The Clash Hits Back is a 2 CD (or 3 LP) compilation released today simultaneously with the Sound System collection but with far less of a fanfare.
Hits Back consists of 24 studio tracks that follow the setlist of a show the band performed at the Brixton Fair Deal (now the Academy) on the 10th of July 1982 – or at least the proposed setlist that Joe Strummer taped to the back of his Telecaster before the gig – along with eight additional tracks thrown in including Complete Control and Hitsville UK. There’s no major tracklisting surprises here bar the exclusion of London’s Burning.
‘Joe would spend a lot of time composing the running order, considering dynamics, emotional impact and the key the songs were in,’ the three best known surviving members explain in the liner notes.
Hits Back will cost you around a tenner which itself sounds like a fair enough deal for 32 remastered tracks but as I already own three Clash comps: Super Black Market Clash, The Story of the Clash and The Essential Clash, I’m struggling to get too excited about this one.
Yeah, it can be fascinating to hear music in a new and well selected sequence but as I already own all the tracks I can make my own Hits Back on my media player of choice if I have the time and inclination. Or, I assume, hear it on Spotify at some point soon. I’d have preferred the Brixton show live myself or any other live Clash gig for that matter.
With a very attractive array of extras that includes the first ever recordings of the band (at Beaconsfield Film School in 1976) and the Guy Stevens produced demos for Polydor, Sound System looks a much more intriguing release although it is also around ten times the price of Hits Back.
The first five Clash albums are also available from today as a 5 Album Studio Box Set and are all also included in Sound System – any trace of Cut the Crap though in case you’re wondering has been unceremoniously excluded from all these new re-releases.
Mick Jones has compared Sound System to buying a DVD box set like Kojak or Breaking Bad but if I’m gonna buy a complete box set of a favourite TV show I want to see each and every episode of that show even the ones from the sixth and final series that was accused of jumping the shark.
Was Cut the Crap really so utterly dreadful that it needs to be excised from the history of The Clash? Admittedly, it’s their weakest effort and generally ill conceived but I’d take North and South over a swathe of the tracks from Sandinista and if I had to choose a favourite between This is England and the band’s highest charting single worldwide, Rock the Casbah, it would have to be the former – perversely I’m tempted to seek out my cassette copy of Cut the Crap tonight and give it another listen. On my old beatbox of course.
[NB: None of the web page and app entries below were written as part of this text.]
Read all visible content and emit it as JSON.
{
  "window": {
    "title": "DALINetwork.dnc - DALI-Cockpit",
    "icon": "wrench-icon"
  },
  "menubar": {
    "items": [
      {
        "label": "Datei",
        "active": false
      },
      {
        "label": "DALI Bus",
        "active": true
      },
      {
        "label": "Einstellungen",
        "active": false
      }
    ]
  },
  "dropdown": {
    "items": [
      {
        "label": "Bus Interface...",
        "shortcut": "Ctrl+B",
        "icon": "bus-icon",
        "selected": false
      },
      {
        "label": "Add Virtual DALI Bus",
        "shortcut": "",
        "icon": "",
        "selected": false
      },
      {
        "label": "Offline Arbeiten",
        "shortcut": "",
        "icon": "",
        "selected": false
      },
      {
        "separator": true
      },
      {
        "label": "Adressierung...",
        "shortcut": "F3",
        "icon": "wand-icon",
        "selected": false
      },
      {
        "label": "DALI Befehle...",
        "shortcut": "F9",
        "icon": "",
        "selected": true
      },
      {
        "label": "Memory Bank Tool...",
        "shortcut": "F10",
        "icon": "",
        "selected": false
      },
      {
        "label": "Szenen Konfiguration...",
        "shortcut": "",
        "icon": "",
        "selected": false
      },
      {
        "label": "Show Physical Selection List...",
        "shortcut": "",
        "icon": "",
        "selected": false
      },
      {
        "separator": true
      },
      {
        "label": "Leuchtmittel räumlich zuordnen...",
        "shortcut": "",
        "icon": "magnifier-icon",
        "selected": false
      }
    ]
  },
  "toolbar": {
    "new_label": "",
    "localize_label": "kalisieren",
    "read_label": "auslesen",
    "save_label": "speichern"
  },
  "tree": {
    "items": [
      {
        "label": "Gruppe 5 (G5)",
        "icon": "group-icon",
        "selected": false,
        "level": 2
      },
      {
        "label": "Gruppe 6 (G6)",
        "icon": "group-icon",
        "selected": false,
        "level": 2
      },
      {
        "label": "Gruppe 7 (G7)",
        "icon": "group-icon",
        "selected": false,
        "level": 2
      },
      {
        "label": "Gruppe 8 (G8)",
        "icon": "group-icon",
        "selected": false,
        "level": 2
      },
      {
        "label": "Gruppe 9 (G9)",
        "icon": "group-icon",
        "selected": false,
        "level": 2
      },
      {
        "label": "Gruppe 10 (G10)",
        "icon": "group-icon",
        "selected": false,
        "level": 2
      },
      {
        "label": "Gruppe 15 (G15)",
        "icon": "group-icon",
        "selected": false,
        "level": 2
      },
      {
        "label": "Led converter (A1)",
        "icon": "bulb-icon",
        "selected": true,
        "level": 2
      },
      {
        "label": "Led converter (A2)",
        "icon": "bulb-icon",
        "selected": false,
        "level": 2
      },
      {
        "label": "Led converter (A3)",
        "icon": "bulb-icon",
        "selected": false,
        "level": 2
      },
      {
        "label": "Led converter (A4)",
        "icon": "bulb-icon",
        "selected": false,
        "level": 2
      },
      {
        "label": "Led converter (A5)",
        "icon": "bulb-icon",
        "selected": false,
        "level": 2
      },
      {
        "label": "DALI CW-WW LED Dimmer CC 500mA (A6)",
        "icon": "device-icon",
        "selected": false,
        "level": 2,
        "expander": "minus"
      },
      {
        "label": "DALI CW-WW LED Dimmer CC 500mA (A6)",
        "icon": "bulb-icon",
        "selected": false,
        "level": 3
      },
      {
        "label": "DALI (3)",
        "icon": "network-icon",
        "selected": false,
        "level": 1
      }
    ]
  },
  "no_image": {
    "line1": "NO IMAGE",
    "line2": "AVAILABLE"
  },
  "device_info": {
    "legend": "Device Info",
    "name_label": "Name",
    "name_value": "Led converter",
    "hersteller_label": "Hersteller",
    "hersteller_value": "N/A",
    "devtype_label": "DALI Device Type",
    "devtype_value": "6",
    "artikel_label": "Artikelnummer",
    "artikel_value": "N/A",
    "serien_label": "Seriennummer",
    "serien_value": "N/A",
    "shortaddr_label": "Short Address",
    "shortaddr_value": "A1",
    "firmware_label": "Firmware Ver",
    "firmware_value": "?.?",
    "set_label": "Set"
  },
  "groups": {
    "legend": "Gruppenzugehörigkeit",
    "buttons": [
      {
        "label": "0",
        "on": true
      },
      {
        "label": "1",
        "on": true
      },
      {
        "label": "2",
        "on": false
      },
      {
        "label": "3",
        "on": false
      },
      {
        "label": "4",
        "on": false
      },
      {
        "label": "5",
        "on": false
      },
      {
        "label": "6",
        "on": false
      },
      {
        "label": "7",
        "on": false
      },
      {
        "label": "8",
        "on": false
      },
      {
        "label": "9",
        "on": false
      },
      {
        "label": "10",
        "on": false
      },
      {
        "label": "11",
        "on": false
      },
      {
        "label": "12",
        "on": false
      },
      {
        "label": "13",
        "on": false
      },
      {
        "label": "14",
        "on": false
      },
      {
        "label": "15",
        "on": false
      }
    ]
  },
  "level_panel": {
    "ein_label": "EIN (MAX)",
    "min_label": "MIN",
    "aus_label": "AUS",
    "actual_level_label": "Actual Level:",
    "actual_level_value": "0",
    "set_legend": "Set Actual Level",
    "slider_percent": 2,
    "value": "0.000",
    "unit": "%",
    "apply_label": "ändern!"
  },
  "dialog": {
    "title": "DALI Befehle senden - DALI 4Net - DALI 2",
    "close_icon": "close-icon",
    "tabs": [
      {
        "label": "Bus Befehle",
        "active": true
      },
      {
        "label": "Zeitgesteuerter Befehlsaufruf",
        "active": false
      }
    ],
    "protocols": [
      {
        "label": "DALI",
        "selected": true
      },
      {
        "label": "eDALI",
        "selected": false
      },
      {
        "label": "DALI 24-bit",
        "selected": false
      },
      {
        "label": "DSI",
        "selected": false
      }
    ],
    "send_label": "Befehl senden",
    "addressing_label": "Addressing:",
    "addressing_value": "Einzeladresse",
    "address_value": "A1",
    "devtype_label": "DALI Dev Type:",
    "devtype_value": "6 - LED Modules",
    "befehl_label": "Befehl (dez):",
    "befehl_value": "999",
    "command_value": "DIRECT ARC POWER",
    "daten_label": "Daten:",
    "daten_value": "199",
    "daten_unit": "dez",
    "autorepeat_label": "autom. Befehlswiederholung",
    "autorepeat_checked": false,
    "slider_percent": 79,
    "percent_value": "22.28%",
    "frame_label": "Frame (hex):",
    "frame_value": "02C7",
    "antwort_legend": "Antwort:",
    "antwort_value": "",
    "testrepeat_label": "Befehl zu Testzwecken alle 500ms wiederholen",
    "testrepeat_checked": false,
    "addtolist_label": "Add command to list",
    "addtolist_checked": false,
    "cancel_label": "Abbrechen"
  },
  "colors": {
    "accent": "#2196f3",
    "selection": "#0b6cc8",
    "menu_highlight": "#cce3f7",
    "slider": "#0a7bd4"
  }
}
Gripe over, if I had a spare hundred pounds then I’d likely have already have ordered a copy of Sound System, sadly though I don’t albeit I would like to hear it at some time in that unwritten future of mine.